## Exercise details
When you repeat the records, keep every word exact and drop each picture.

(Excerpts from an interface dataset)

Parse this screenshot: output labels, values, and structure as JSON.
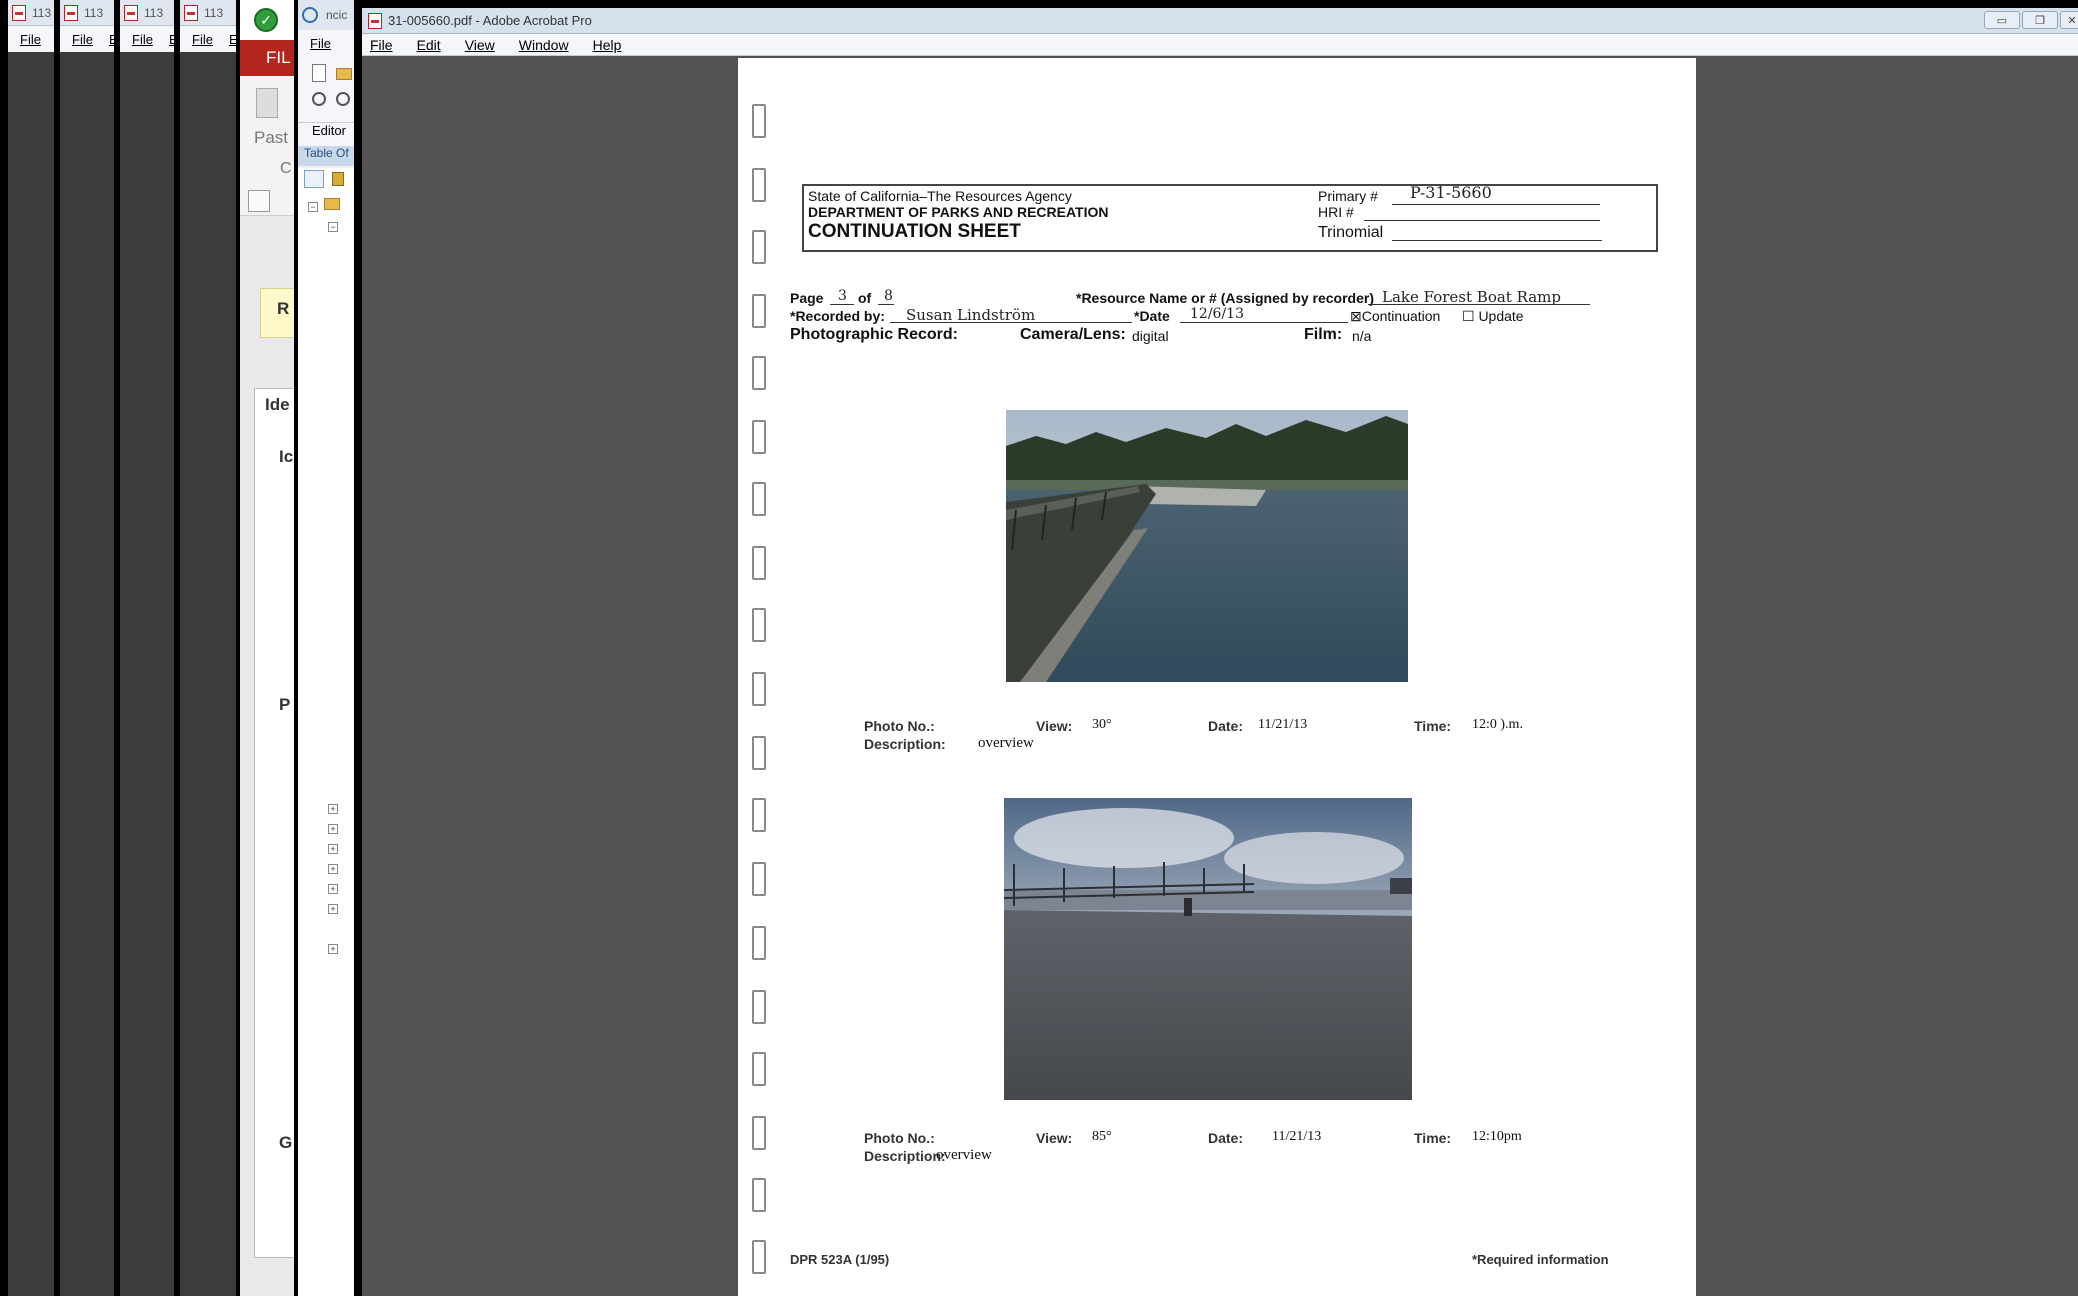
{
  "background_windows": [
    {
      "title": "113",
      "menu": [
        "File",
        "E"
      ]
    },
    {
      "title": "113",
      "menu": [
        "File",
        "E"
      ]
    },
    {
      "title": "113",
      "menu": [
        "File",
        "E"
      ]
    },
    {
      "title": "113",
      "menu": [
        "File",
        "E"
      ]
    }
  ],
  "word_window": {
    "tab": "FIL",
    "paste": "Past",
    "c_label": "C",
    "r_label": "R",
    "ide_label": "Ide",
    "ic_label": "Ic",
    "p_label": "P",
    "g_label": "G"
  },
  "ncic_window": {
    "title": "ncic",
    "menu_file": "File",
    "editor": "Editor",
    "toc": "Table Of"
  },
  "acrobat": {
    "title": "31-005660.pdf - Adobe Acrobat Pro",
    "menu": [
      "File",
      "Edit",
      "View",
      "Window",
      "Help"
    ]
  },
  "document": {
    "agency": "State of California–The Resources Agency",
    "department": "DEPARTMENT OF PARKS AND RECREATION",
    "sheet_title": "CONTINUATION SHEET",
    "primary_label": "Primary #",
    "primary_value": "P-31-5660",
    "hri_label": "HRI #",
    "trinomial_label": "Trinomial",
    "page_label": "Page",
    "page_num": "3",
    "of_label": "of",
    "page_total": "8",
    "resource_label": "*Resource Name or # (Assigned by recorder)",
    "resource_value": "Lake Forest Boat Ramp",
    "recorded_label": "*Recorded by:",
    "recorded_value": "Susan Lindström",
    "date_label": "*Date",
    "date_value": "12/6/13",
    "continuation_label": "⊠Continuation",
    "update_label": "☐ Update",
    "photo_record_label": "Photographic Record:",
    "camera_label": "Camera/Lens:",
    "camera_value": "digital",
    "film_label": "Film:",
    "film_value": "n/a",
    "photos": [
      {
        "photo_no_label": "Photo No.:",
        "view_label": "View:",
        "view_value": "30°",
        "date_label": "Date:",
        "date_value": "11/21/13",
        "time_label": "Time:",
        "time_value": "12:0 ).m.",
        "desc_label": "Description:",
        "desc_value": "overview"
      },
      {
        "photo_no_label": "Photo No.:",
        "view_label": "View:",
        "view_value": "85°",
        "date_label": "Date:",
        "date_value": "11/21/13",
        "time_label": "Time:",
        "time_value": "12:10pm",
        "desc_label": "Description:",
        "desc_value": "overview"
      }
    ],
    "form_number": "DPR 523A (1/95)",
    "required_note": "*Required information"
  }
}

## Exercise solution
Parse this screenshot: output labels, values, and structure as JSON.
{
  "background_windows": [
    {
      "title": "113",
      "menu": [
        "File",
        "E"
      ]
    },
    {
      "title": "113",
      "menu": [
        "File",
        "E"
      ]
    },
    {
      "title": "113",
      "menu": [
        "File",
        "E"
      ]
    },
    {
      "title": "113",
      "menu": [
        "File",
        "E"
      ]
    }
  ],
  "word_window": {
    "tab": "FIL",
    "paste": "Past",
    "c_label": "C",
    "r_label": "R",
    "ide_label": "Ide",
    "ic_label": "Ic",
    "p_label": "P",
    "g_label": "G"
  },
  "ncic_window": {
    "title": "ncic",
    "menu_file": "File",
    "editor": "Editor",
    "toc": "Table Of"
  },
  "acrobat": {
    "title": "31-005660.pdf - Adobe Acrobat Pro",
    "menu": [
      "File",
      "Edit",
      "View",
      "Window",
      "Help"
    ]
  },
  "document": {
    "agency": "State of California–The Resources Agency",
    "department": "DEPARTMENT OF PARKS AND RECREATION",
    "sheet_title": "CONTINUATION SHEET",
    "primary_label": "Primary #",
    "primary_value": "P-31-5660",
    "hri_label": "HRI #",
    "trinomial_label": "Trinomial",
    "page_label": "Page",
    "page_num": "3",
    "of_label": "of",
    "page_total": "8",
    "resource_label": "*Resource Name or # (Assigned by recorder)",
    "resource_value": "Lake Forest Boat Ramp",
    "recorded_label": "*Recorded by:",
    "recorded_value": "Susan Lindström",
    "date_label": "*Date",
    "date_value": "12/6/13",
    "continuation_label": "⊠Continuation",
    "update_label": "☐ Update",
    "photo_record_label": "Photographic Record:",
    "camera_label": "Camera/Lens:",
    "camera_value": "digital",
    "film_label": "Film:",
    "film_value": "n/a",
    "photos": [
      {
        "photo_no_label": "Photo No.:",
        "view_label": "View:",
        "view_value": "30°",
        "date_label": "Date:",
        "date_value": "11/21/13",
        "time_label": "Time:",
        "time_value": "12:0 ).m.",
        "desc_label": "Description:",
        "desc_value": "overview"
      },
      {
        "photo_no_label": "Photo No.:",
        "view_label": "View:",
        "view_value": "85°",
        "date_label": "Date:",
        "date_value": "11/21/13",
        "time_label": "Time:",
        "time_value": "12:10pm",
        "desc_label": "Description:",
        "desc_value": "overview"
      }
    ],
    "form_number": "DPR 523A (1/95)",
    "required_note": "*Required information"
  }
}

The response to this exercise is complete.